Exercise: The entries shown next need to be written again word for word.

[Items from an interface collection]
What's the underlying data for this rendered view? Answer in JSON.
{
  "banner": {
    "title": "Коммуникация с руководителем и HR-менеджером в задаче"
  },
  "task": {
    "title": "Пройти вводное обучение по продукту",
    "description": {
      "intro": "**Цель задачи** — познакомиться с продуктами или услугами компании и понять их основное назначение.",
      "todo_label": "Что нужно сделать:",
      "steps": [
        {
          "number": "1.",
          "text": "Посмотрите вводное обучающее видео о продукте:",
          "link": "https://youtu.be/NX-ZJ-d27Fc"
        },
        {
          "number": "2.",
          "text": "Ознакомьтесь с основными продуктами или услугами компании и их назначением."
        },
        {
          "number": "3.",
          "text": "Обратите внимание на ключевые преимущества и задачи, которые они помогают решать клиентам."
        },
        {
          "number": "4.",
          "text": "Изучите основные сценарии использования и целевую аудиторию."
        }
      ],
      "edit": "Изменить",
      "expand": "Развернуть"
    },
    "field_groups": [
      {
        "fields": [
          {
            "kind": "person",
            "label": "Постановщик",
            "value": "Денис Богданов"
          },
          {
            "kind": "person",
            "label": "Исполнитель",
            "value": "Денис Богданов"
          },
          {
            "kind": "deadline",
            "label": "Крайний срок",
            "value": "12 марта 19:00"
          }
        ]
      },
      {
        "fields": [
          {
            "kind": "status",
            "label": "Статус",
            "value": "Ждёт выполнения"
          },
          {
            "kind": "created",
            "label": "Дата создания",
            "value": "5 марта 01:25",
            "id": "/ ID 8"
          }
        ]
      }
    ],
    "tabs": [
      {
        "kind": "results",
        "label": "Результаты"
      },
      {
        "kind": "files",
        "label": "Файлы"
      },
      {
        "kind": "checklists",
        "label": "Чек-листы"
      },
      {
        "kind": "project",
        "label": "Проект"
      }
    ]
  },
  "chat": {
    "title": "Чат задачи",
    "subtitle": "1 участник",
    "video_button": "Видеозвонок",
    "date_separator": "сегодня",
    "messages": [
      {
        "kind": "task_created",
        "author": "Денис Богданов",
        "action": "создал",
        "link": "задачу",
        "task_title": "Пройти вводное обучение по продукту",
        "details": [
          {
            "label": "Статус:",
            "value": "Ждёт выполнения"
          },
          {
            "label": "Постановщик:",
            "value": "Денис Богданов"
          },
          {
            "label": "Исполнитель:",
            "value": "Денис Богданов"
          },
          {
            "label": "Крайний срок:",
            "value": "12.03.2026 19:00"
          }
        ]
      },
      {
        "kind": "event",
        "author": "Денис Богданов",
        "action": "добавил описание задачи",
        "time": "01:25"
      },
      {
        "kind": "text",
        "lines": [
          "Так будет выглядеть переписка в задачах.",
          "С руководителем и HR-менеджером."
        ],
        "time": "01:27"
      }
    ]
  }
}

Reply to the task:
What's the underlying data for this rendered view? Answer in JSON.
{
  "banner": {
    "title": "Коммуникация с руководителем и HR-менеджером в задаче"
  },
  "task": {
    "title": "Пройти вводное обучение по продукту",
    "description": {
      "intro": "**Цель задачи** — познакомиться с продуктами или услугами компании и понять их основное назначение.",
      "todo_label": "Что нужно сделать:",
      "steps": [
        {
          "number": "1.",
          "text": "Посмотрите вводное обучающее видео о продукте:",
          "link": "https://youtu.be/NX-ZJ-d27Fc"
        },
        {
          "number": "2.",
          "text": "Ознакомьтесь с основными продуктами или услугами компании и их назначением."
        },
        {
          "number": "3.",
          "text": "Обратите внимание на ключевые преимущества и задачи, которые они помогают решать клиентам."
        },
        {
          "number": "4.",
          "text": "Изучите основные сценарии использования и целевую аудиторию."
        }
      ],
      "edit": "Изменить",
      "expand": "Развернуть"
    },
    "field_groups": [
      {
        "fields": [
          {
            "kind": "person",
            "label": "Постановщик",
            "value": "Денис Богданов"
          },
          {
            "kind": "person",
            "label": "Исполнитель",
            "value": "Денис Богданов"
          },
          {
            "kind": "deadline",
            "label": "Крайний срок",
            "value": "12 марта 19:00"
          }
        ]
      },
      {
        "fields": [
          {
            "kind": "status",
            "label": "Статус",
            "value": "Ждёт выполнения"
          },
          {
            "kind": "created",
            "label": "Дата создания",
            "value": "5 марта 01:25",
            "id": "/ ID 8"
          }
        ]
      }
    ],
    "tabs": [
      {
        "kind": "results",
        "label": "Результаты"
      },
      {
        "kind": "files",
        "label": "Файлы"
      },
      {
        "kind": "checklists",
        "label": "Чек-листы"
      },
      {
        "kind": "project",
        "label": "Проект"
      }
    ]
  },
  "chat": {
    "title": "Чат задачи",
    "subtitle": "1 участник",
    "video_button": "Видеозвонок",
    "date_separator": "сегодня",
    "messages": [
      {
        "kind": "task_created",
        "author": "Денис Богданов",
        "action": "создал",
        "link": "задачу",
        "task_title": "Пройти вводное обучение по продукту",
        "details": [
          {
            "label": "Статус:",
            "value": "Ждёт выполнения"
          },
          {
            "label": "Постановщик:",
            "value": "Денис Богданов"
          },
          {
            "label": "Исполнитель:",
            "value": "Денис Богданов"
          },
          {
            "label": "Крайний срок:",
            "value": "12.03.2026 19:00"
          }
        ]
      },
      {
        "kind": "event",
        "author": "Денис Богданов",
        "action": "добавил описание задачи",
        "time": "01:25"
      },
      {
        "kind": "text",
        "lines": [
          "Так будет выглядеть переписка в задачах.",
          "С руководителем и HR-менеджером."
        ],
        "time": "01:27"
      }
    ]
  }
}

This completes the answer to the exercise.